Monday, August 9, 2021

How Thomas Lawrence Painted a Portrait

Unfinished portraits by Sir Thomas Lawrence (English, 1769-1830) reveal insights into his painting methods. 


"Lawrence always painted standing. ‘His constant practice was to begin by making a drawing of the head full size on canvass; carefully tracing dimensions and expression. This took up one day’ 

[I'm quoting from a webpage of National Portrait Gallery who sources these insights from Lawrence's own writings, those of his sitters, and of his early biographer Allan Cunningham, 1833 pp.194-5."] 

"At the next sitting, Lawrence would begin to paint the head."

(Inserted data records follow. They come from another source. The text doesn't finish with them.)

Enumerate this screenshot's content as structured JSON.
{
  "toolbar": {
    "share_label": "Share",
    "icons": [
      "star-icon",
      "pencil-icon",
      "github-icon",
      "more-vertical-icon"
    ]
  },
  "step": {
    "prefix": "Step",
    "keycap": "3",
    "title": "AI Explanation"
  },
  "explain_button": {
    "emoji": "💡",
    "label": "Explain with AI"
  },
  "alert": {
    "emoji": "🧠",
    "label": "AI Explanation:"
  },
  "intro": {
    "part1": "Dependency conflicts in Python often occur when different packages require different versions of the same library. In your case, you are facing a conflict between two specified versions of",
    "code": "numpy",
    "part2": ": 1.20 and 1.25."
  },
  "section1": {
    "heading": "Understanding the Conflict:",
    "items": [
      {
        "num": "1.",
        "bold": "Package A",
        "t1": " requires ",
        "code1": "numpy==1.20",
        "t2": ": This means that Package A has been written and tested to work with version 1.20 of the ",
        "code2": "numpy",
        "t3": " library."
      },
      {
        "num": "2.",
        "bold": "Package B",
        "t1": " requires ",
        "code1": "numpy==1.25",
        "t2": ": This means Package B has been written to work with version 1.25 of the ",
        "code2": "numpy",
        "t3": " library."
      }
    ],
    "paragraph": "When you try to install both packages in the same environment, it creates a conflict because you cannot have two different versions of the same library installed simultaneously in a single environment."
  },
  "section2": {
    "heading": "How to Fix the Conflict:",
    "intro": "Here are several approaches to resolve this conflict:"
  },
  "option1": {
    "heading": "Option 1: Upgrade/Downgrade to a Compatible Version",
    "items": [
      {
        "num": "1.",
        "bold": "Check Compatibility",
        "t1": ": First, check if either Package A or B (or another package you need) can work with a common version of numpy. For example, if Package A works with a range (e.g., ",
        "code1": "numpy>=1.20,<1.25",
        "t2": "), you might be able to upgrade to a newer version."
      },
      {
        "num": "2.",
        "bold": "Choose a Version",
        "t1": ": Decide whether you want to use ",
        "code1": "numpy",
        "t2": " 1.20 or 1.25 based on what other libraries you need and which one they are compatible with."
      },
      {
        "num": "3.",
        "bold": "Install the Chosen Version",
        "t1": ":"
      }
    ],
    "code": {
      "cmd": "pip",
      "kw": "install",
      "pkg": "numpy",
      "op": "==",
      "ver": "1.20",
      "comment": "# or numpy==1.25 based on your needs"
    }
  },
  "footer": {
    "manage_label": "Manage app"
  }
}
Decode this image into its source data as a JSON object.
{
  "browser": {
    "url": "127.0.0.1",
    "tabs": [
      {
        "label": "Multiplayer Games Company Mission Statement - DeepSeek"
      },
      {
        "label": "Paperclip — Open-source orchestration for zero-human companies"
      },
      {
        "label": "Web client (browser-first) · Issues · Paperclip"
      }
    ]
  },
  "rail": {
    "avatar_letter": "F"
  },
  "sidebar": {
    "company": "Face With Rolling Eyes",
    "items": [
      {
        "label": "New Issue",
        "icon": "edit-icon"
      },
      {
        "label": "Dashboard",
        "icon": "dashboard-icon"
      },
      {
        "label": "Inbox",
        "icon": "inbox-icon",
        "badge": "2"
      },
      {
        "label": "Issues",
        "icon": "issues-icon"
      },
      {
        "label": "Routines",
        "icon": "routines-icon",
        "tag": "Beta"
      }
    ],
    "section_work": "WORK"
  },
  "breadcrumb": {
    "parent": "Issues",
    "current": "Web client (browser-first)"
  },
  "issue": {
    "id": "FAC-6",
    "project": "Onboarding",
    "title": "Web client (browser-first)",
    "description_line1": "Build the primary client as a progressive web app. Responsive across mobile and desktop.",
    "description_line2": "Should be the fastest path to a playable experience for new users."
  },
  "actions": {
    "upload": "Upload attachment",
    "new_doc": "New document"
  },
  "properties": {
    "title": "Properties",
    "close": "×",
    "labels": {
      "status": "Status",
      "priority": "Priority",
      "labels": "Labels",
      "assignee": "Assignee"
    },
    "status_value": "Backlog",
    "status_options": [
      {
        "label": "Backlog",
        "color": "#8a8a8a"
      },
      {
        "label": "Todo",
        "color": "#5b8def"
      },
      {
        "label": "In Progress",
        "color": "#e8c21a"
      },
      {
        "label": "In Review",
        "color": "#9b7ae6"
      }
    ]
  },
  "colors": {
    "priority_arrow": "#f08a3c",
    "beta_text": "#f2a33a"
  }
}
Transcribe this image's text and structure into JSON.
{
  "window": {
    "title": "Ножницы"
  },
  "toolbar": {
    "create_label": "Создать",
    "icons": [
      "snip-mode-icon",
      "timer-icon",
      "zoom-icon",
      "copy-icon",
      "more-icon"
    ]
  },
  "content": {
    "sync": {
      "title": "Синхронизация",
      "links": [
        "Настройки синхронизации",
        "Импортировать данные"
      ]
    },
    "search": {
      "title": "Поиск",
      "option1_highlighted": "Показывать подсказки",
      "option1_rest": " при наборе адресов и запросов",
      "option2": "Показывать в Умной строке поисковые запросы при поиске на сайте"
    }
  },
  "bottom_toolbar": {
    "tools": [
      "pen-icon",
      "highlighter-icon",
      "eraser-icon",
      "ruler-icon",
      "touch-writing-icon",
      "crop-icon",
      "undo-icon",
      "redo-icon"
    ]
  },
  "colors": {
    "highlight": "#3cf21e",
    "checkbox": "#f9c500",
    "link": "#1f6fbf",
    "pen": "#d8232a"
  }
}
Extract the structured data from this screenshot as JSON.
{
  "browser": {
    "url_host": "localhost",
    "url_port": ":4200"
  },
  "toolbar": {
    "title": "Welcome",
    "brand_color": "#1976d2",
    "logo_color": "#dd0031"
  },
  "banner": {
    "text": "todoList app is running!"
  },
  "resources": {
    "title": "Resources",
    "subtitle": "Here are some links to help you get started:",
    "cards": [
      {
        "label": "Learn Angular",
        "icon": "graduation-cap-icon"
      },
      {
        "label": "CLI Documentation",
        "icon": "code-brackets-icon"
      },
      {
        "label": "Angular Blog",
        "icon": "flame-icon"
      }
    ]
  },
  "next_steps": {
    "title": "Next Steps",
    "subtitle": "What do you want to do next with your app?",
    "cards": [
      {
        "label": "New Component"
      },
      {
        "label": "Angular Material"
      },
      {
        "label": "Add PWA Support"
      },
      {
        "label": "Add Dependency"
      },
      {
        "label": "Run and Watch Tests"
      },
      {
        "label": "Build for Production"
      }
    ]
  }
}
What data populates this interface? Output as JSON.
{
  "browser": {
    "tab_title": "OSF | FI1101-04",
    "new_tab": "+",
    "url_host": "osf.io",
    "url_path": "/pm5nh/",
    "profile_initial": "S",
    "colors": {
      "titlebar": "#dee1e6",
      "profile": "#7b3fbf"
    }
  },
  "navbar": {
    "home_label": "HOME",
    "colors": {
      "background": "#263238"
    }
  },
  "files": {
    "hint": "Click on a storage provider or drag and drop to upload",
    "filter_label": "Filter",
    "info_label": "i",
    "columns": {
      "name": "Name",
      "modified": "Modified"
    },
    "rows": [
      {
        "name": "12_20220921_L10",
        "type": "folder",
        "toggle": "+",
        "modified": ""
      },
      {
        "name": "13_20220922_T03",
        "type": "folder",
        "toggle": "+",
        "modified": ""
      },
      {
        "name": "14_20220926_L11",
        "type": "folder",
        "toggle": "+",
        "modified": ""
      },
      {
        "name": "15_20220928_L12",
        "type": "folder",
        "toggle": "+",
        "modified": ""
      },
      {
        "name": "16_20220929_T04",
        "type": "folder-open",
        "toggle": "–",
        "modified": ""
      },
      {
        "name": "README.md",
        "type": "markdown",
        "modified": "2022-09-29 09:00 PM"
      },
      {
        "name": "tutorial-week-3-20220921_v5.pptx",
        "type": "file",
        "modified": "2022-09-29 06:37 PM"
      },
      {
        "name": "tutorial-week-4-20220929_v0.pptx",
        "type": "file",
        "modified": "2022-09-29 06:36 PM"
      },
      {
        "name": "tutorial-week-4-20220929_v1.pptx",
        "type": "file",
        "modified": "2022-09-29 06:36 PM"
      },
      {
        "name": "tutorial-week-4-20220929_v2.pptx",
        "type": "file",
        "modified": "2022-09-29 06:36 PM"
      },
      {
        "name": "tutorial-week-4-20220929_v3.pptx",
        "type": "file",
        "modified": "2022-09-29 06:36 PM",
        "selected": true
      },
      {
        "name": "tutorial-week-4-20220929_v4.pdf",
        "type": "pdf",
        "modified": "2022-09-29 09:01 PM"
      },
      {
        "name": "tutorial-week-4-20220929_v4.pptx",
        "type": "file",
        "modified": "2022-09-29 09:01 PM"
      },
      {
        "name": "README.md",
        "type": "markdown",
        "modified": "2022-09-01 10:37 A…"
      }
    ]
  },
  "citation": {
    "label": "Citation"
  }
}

"Lawrence often kept his sitters for three hours at a time and generally required eight or nine sittings, according to Cunningham (Cunningham 1833 p.194). But many sessions were shorter."

"In 1803, in the face of mounting debts, Lawrence claimed, ‘I have now four and five sitters in a day and have no choice without absolutely affronting them between receiving them and finishing other pictures’ (Kenneth Garlick, Sir Thomas Lawrence, 1954, p.10), while his friend, Elizabeth Croft, wrote of him admitting ‘four sitters for two hours each in bright summer days, stating that he painted from sunrise to sunset, except for correcting engravings and for hurried meals (Layard 1906 p.246)." 

"When painting at Aix-la-Chapelle in 1818, Lawrence noted that the average length of his sittings was two hours and that his sitters, ‘the three greatest monarchs in recent political importance’, had sat to him six or seven times (Williams 1831, vol.2, pp.119-20)."
Online resources:
Sir Thomas Lawrence was mostly self-taught and he became president of the Royal Academy.
More about his method at the National Portrait Gallery website.

Previous posts:

Thomas Lawrence: Regency Power & Brilliance


Courbet said...

I find this so interesting. These paintings seem to go against the ‘general to specific’ axiom- as did the bouguereau portraits.

Fredrik Arnerup said...

While the faces on his portraits are superb, looking at his completed portraits, it often looks as though the head has been pasted on the body. It works ok for men with high collars, but ladies with long necks look wrong. I suppose that is the danger of not looking at the whole picture.